For doubters, let me point out that the retail industry has been a big consumer of architected services for electronic data interchange—EDI, the stuff that transfers purchase orders and payments and so forth. Data on current SaaS spending is hard to break out from company sources, but my surveys have shown retail firms to be early adopters of SaaS as well.
How about opportunities for network services and NFV-based services? These are likely tied pretty closely to what companies are spending on network equipment. The industries leading that category are (again omitting IT and networking companies themselves) our old friend credit intermediation followed by miscellaneous scientific and technical services. This last category also ranks high in use of integration services, which would suggest it’s a good target for network-as-a-service.
Or perhaps you see network and cloud opportunities arising where companies have a very large investment in personal computers and distributed elements? Two old friends here, retail trade and miscellaneous scientific and technical services. So the same top industries show up using this metric as well.
This total-spending measurement is a good opportunity gauge, but it may not reflect the level of acceptance. We can also look at firms by how much of their IT budget is spend on centralized IT, distributed IT, networking, and integration. In terms of percent spent on central IT the banks and credit firms top the list and retail is down in the standings quite a bit. The industries with the largest percentage of budget spent on distributed IT are petroleum and coal products and printing and related activities. Networking as a percent of total spending is highest for machinery firms, food-beverage-tobacco, and our miscellaneous scientific and technical services. Integration spending is highest as a percentage in construction, ambulatory health care, and apparel.
Whatever measure you use to rank industries, the next step is to get a density map of that particular NAICS across your prospecting geography. If you know you want to target our favorite “miscellaneous scientific and technical services” you look for metro areas or other points where that NAICS is found most often. If you have access to more refined data (typically from commercial rather than government sources) you may be able to get the density plot for headquarters locations only, which is better since in most cases technology buying is done from the company HQ.
With knowledge of NAICS and some further insight on things like how much the NAICS outsources and how its budgets are spent overall, it’s possible to determine what messages would likely resonate. My surveys show that companies with very centralized IT have strong CIO organizations and are less likely to favor things like SaaS, where companies with more distributed IT are the opposite.
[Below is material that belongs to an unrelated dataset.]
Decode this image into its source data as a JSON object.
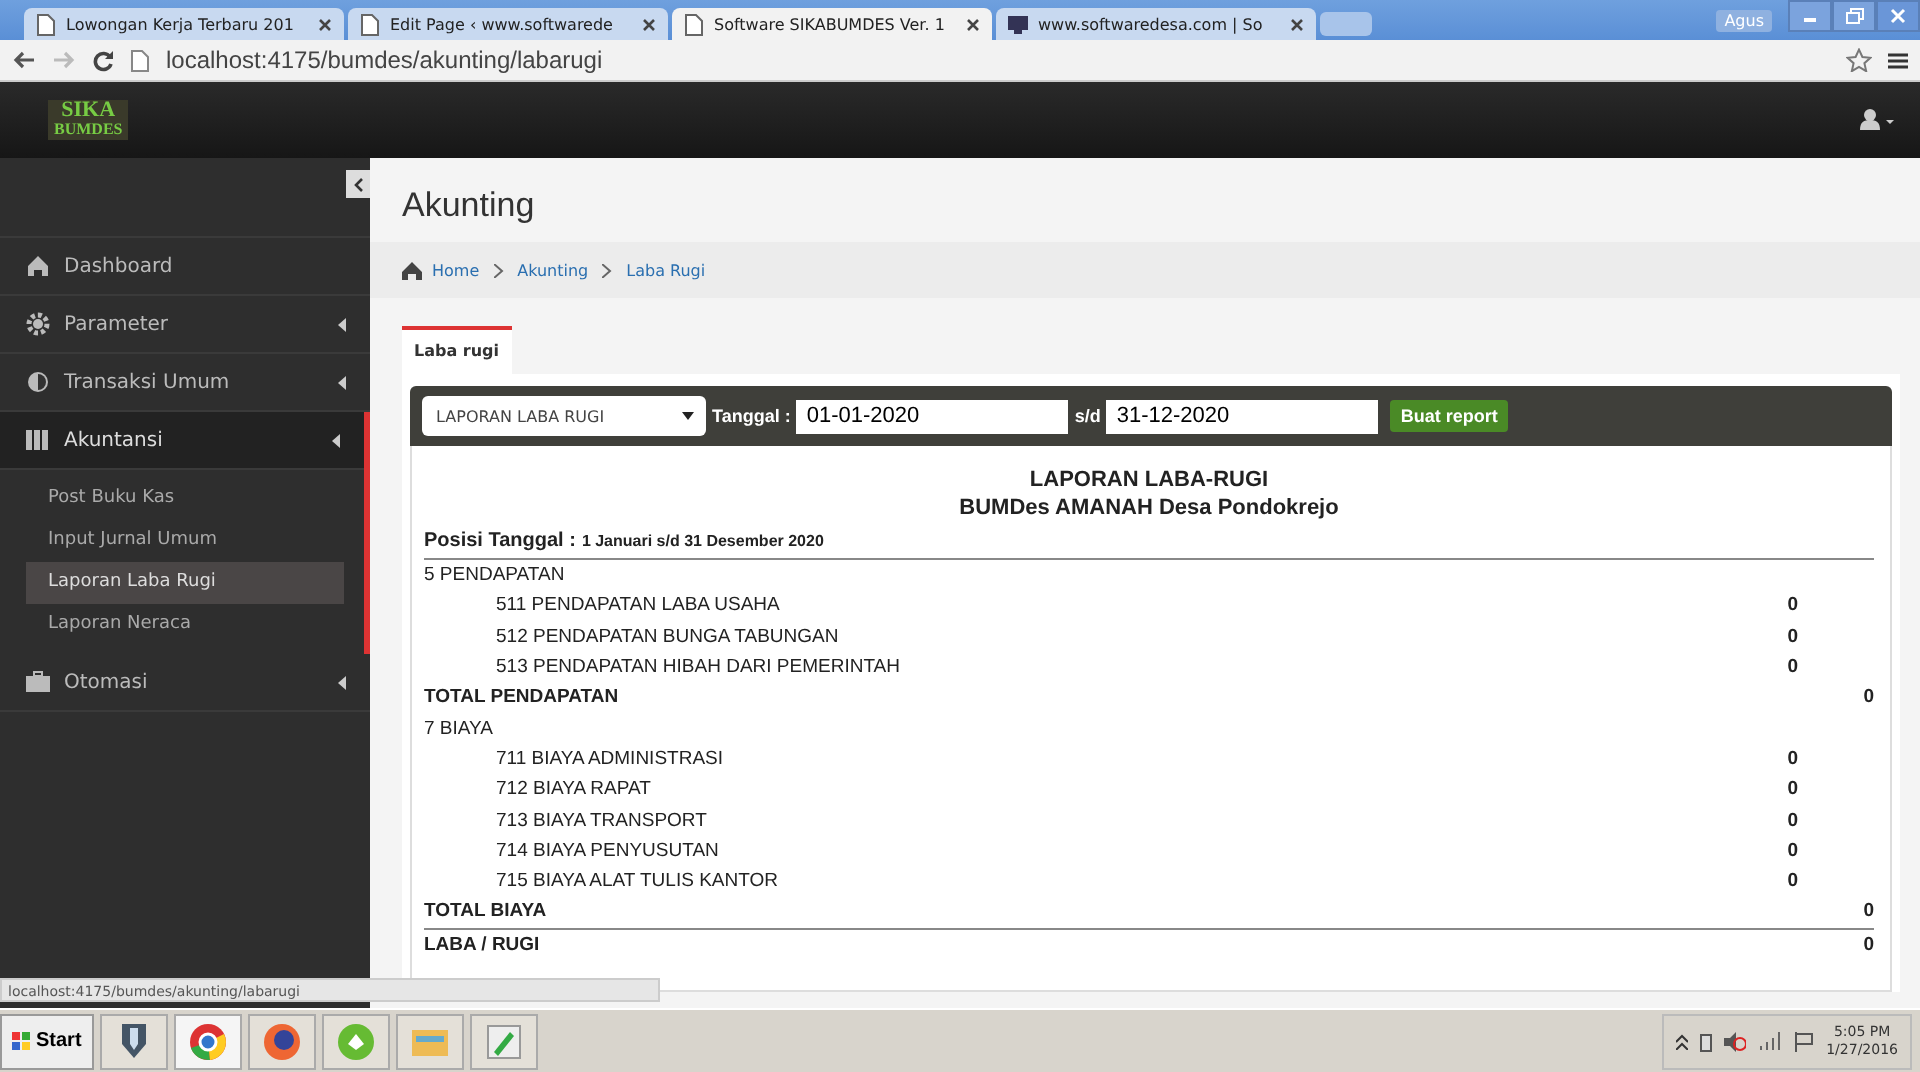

That helps not only in generating collateral for sales use, but also in deciding the kind of reference accounts that would be considered most valuable.
The point of this is that NFV and SDN and the cloud are all selling into a world where IT is the rule and not the exception, and by understanding how IT dollars are currently spent, you can optimize getting some of those dollars for your early SDN or NFV services.